§ Work task: Copy every line of the data below exactly as given, except for the pictures.

§ Data provided:
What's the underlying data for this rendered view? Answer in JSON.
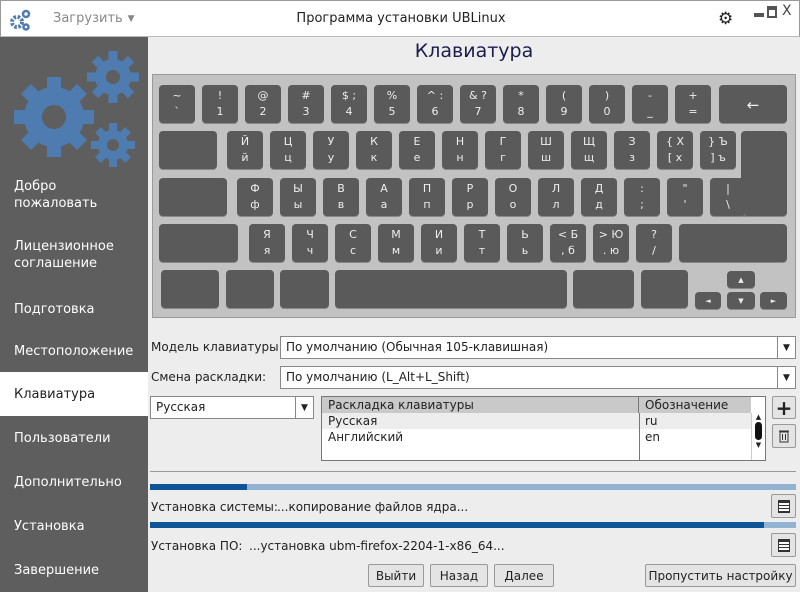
{
  "titlebar": {
    "title": "Программа установки UBLinux",
    "load_label": "Загрузить",
    "window_controls": {
      "minimize": "▬",
      "maximize": "▭",
      "close": "X"
    }
  },
  "sidebar": {
    "items": [
      {
        "label": "Добро пожаловать",
        "active": false
      },
      {
        "label": "Лицензионное соглашение",
        "active": false
      },
      {
        "label": "Подготовка",
        "active": false
      },
      {
        "label": "Местоположение",
        "active": false
      },
      {
        "label": "Клавиатура",
        "active": true
      },
      {
        "label": "Пользователи",
        "active": false
      },
      {
        "label": "Дополнительно",
        "active": false
      },
      {
        "label": "Установка",
        "active": false
      },
      {
        "label": "Завершение",
        "active": false
      }
    ]
  },
  "page_title": "Клавиатура",
  "keyboard": {
    "rows": [
      [
        [
          "~",
          "`"
        ],
        [
          "!",
          "1"
        ],
        [
          "@",
          "2"
        ],
        [
          "#",
          "3"
        ],
        [
          "$ ;",
          "4"
        ],
        [
          "%",
          "5"
        ],
        [
          "^ :",
          "6"
        ],
        [
          "& ?",
          "7"
        ],
        [
          "*",
          "8"
        ],
        [
          "(",
          "9"
        ],
        [
          ")",
          "0"
        ],
        [
          "-",
          "_"
        ],
        [
          "+",
          "="
        ],
        [
          "←",
          ""
        ]
      ],
      [
        [
          "",
          ""
        ],
        [
          "Й",
          "й"
        ],
        [
          "Ц",
          "ц"
        ],
        [
          "У",
          "у"
        ],
        [
          "К",
          "к"
        ],
        [
          "Е",
          "е"
        ],
        [
          "Н",
          "н"
        ],
        [
          "Г",
          "г"
        ],
        [
          "Ш",
          "ш"
        ],
        [
          "Щ",
          "щ"
        ],
        [
          "З",
          "з"
        ],
        [
          "{ Х",
          "[ х"
        ],
        [
          "} Ъ",
          "] ъ"
        ],
        [
          "",
          ""
        ]
      ],
      [
        [
          "",
          ""
        ],
        [
          "Ф",
          "ф"
        ],
        [
          "Ы",
          "ы"
        ],
        [
          "В",
          "в"
        ],
        [
          "А",
          "а"
        ],
        [
          "П",
          "п"
        ],
        [
          "Р",
          "р"
        ],
        [
          "О",
          "о"
        ],
        [
          "Л",
          "л"
        ],
        [
          "Д",
          "д"
        ],
        [
          ":",
          ";"
        ],
        [
          "\"",
          "'"
        ],
        [
          "|",
          "\\"
        ]
      ],
      [
        [
          "",
          ""
        ],
        [
          "Я",
          "я"
        ],
        [
          "Ч",
          "ч"
        ],
        [
          "С",
          "с"
        ],
        [
          "М",
          "м"
        ],
        [
          "И",
          "и"
        ],
        [
          "Т",
          "т"
        ],
        [
          "Ь",
          "ь"
        ],
        [
          "< Б",
          ", б"
        ],
        [
          "> Ю",
          ". ю"
        ],
        [
          "?",
          "/"
        ],
        [
          "",
          ""
        ]
      ],
      [
        [
          "",
          ""
        ],
        [
          "",
          ""
        ],
        [
          "",
          ""
        ],
        [
          "",
          ""
        ],
        [
          "",
          ""
        ],
        [
          "",
          ""
        ],
        [
          "▲",
          ""
        ],
        [
          "◄",
          ""
        ],
        [
          "▼",
          ""
        ],
        [
          "►",
          ""
        ]
      ]
    ]
  },
  "form": {
    "model_label": "Модель клавиатуры:",
    "model_value": "По умолчанию (Обычная 105-клавишная)",
    "switch_label": "Смена раскладки:",
    "switch_value": "По умолчанию (L_Alt+L_Shift)",
    "layout_combo_value": "Русская",
    "table": {
      "headers": [
        "Раскладка клавиатуры",
        "Обозначение"
      ],
      "rows": [
        [
          "Русская",
          "ru"
        ],
        [
          "Английский",
          "en"
        ]
      ]
    }
  },
  "progress": {
    "system_label": "Установка системы:",
    "system_status": "...копирование файлов ядра...",
    "system_percent": 15,
    "software_label": "Установка ПО:",
    "software_status": "...установка ubm-firefox-2204-1-x86_64...",
    "software_percent": 95
  },
  "buttons": {
    "exit": "Выйти",
    "back": "Назад",
    "next": "Далее",
    "skip": "Пропустить настройку"
  },
  "colors": {
    "accent": "#0e5597",
    "sidebar": "#5e5e5e",
    "logo": "#4f7cb0"
  }
}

§ Response:
What's the underlying data for this rendered view? Answer in JSON.
{
  "titlebar": {
    "title": "Программа установки UBLinux",
    "load_label": "Загрузить",
    "window_controls": {
      "minimize": "▬",
      "maximize": "▭",
      "close": "X"
    }
  },
  "sidebar": {
    "items": [
      {
        "label": "Добро пожаловать",
        "active": false
      },
      {
        "label": "Лицензионное соглашение",
        "active": false
      },
      {
        "label": "Подготовка",
        "active": false
      },
      {
        "label": "Местоположение",
        "active": false
      },
      {
        "label": "Клавиатура",
        "active": true
      },
      {
        "label": "Пользователи",
        "active": false
      },
      {
        "label": "Дополнительно",
        "active": false
      },
      {
        "label": "Установка",
        "active": false
      },
      {
        "label": "Завершение",
        "active": false
      }
    ]
  },
  "page_title": "Клавиатура",
  "keyboard": {
    "rows": [
      [
        [
          "~",
          "`"
        ],
        [
          "!",
          "1"
        ],
        [
          "@",
          "2"
        ],
        [
          "#",
          "3"
        ],
        [
          "$ ;",
          "4"
        ],
        [
          "%",
          "5"
        ],
        [
          "^ :",
          "6"
        ],
        [
          "& ?",
          "7"
        ],
        [
          "*",
          "8"
        ],
        [
          "(",
          "9"
        ],
        [
          ")",
          "0"
        ],
        [
          "-",
          "_"
        ],
        [
          "+",
          "="
        ],
        [
          "←",
          ""
        ]
      ],
      [
        [
          "",
          ""
        ],
        [
          "Й",
          "й"
        ],
        [
          "Ц",
          "ц"
        ],
        [
          "У",
          "у"
        ],
        [
          "К",
          "к"
        ],
        [
          "Е",
          "е"
        ],
        [
          "Н",
          "н"
        ],
        [
          "Г",
          "г"
        ],
        [
          "Ш",
          "ш"
        ],
        [
          "Щ",
          "щ"
        ],
        [
          "З",
          "з"
        ],
        [
          "{ Х",
          "[ х"
        ],
        [
          "} Ъ",
          "] ъ"
        ],
        [
          "",
          ""
        ]
      ],
      [
        [
          "",
          ""
        ],
        [
          "Ф",
          "ф"
        ],
        [
          "Ы",
          "ы"
        ],
        [
          "В",
          "в"
        ],
        [
          "А",
          "а"
        ],
        [
          "П",
          "п"
        ],
        [
          "Р",
          "р"
        ],
        [
          "О",
          "о"
        ],
        [
          "Л",
          "л"
        ],
        [
          "Д",
          "д"
        ],
        [
          ":",
          ";"
        ],
        [
          "\"",
          "'"
        ],
        [
          "|",
          "\\"
        ]
      ],
      [
        [
          "",
          ""
        ],
        [
          "Я",
          "я"
        ],
        [
          "Ч",
          "ч"
        ],
        [
          "С",
          "с"
        ],
        [
          "М",
          "м"
        ],
        [
          "И",
          "и"
        ],
        [
          "Т",
          "т"
        ],
        [
          "Ь",
          "ь"
        ],
        [
          "< Б",
          ", б"
        ],
        [
          "> Ю",
          ". ю"
        ],
        [
          "?",
          "/"
        ],
        [
          "",
          ""
        ]
      ],
      [
        [
          "",
          ""
        ],
        [
          "",
          ""
        ],
        [
          "",
          ""
        ],
        [
          "",
          ""
        ],
        [
          "",
          ""
        ],
        [
          "",
          ""
        ],
        [
          "▲",
          ""
        ],
        [
          "◄",
          ""
        ],
        [
          "▼",
          ""
        ],
        [
          "►",
          ""
        ]
      ]
    ]
  },
  "form": {
    "model_label": "Модель клавиатуры:",
    "model_value": "По умолчанию (Обычная 105-клавишная)",
    "switch_label": "Смена раскладки:",
    "switch_value": "По умолчанию (L_Alt+L_Shift)",
    "layout_combo_value": "Русская",
    "table": {
      "headers": [
        "Раскладка клавиатуры",
        "Обозначение"
      ],
      "rows": [
        [
          "Русская",
          "ru"
        ],
        [
          "Английский",
          "en"
        ]
      ]
    }
  },
  "progress": {
    "system_label": "Установка системы:",
    "system_status": "...копирование файлов ядра...",
    "system_percent": 15,
    "software_label": "Установка ПО:",
    "software_status": "...установка ubm-firefox-2204-1-x86_64...",
    "software_percent": 95
  },
  "buttons": {
    "exit": "Выйти",
    "back": "Назад",
    "next": "Далее",
    "skip": "Пропустить настройку"
  },
  "colors": {
    "accent": "#0e5597",
    "sidebar": "#5e5e5e",
    "logo": "#4f7cb0"
  }
}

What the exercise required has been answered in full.